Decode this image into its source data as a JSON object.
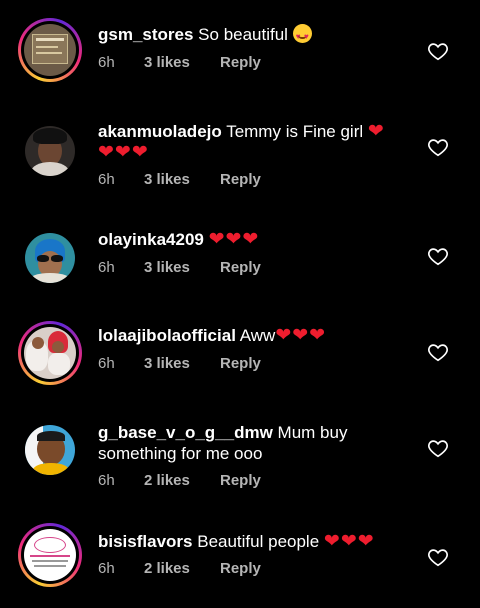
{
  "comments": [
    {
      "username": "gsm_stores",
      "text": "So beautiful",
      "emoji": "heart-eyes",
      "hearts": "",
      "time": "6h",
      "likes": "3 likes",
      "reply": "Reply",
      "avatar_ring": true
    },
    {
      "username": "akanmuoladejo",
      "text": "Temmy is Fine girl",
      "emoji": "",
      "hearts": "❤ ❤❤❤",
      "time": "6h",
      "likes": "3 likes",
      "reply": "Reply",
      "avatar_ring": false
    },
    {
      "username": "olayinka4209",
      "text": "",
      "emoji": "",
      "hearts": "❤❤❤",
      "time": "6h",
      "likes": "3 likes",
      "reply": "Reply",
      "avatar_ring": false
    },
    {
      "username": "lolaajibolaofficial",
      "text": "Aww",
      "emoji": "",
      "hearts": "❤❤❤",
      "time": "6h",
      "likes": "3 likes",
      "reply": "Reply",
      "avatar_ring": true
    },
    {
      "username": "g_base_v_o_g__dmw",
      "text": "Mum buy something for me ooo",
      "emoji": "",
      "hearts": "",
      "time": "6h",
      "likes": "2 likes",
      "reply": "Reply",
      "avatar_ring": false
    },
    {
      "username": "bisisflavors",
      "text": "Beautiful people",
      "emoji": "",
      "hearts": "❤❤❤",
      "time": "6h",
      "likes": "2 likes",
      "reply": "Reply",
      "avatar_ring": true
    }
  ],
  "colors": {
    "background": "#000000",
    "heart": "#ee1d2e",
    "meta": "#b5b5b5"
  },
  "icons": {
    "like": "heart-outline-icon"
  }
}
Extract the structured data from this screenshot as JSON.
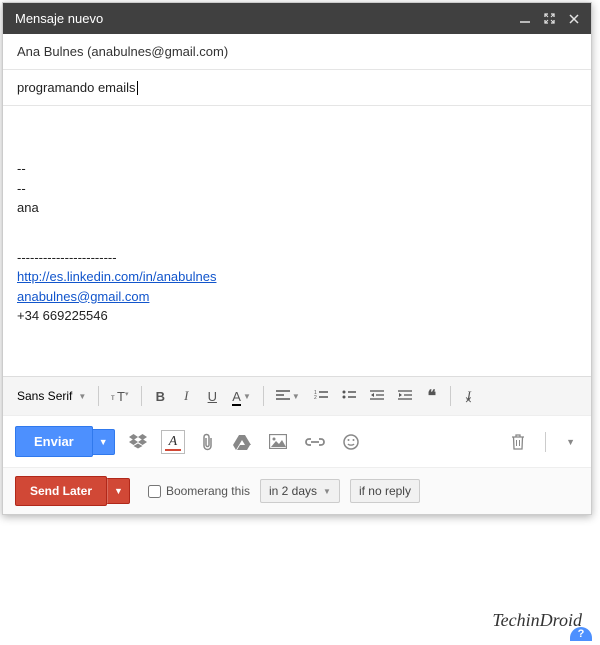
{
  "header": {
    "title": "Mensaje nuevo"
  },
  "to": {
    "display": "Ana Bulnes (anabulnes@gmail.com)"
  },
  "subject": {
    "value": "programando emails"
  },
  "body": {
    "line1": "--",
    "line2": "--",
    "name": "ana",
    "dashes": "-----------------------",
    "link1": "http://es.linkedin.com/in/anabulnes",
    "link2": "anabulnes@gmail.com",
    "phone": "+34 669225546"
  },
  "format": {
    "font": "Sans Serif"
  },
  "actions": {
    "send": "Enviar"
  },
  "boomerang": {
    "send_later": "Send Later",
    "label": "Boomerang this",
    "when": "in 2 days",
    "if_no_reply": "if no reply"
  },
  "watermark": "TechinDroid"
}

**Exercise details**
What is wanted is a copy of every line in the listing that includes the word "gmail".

**Solution**
    "display": "Ana Bulnes (anabulnes@gmail.com)"
    "link2": "anabulnes@gmail.com",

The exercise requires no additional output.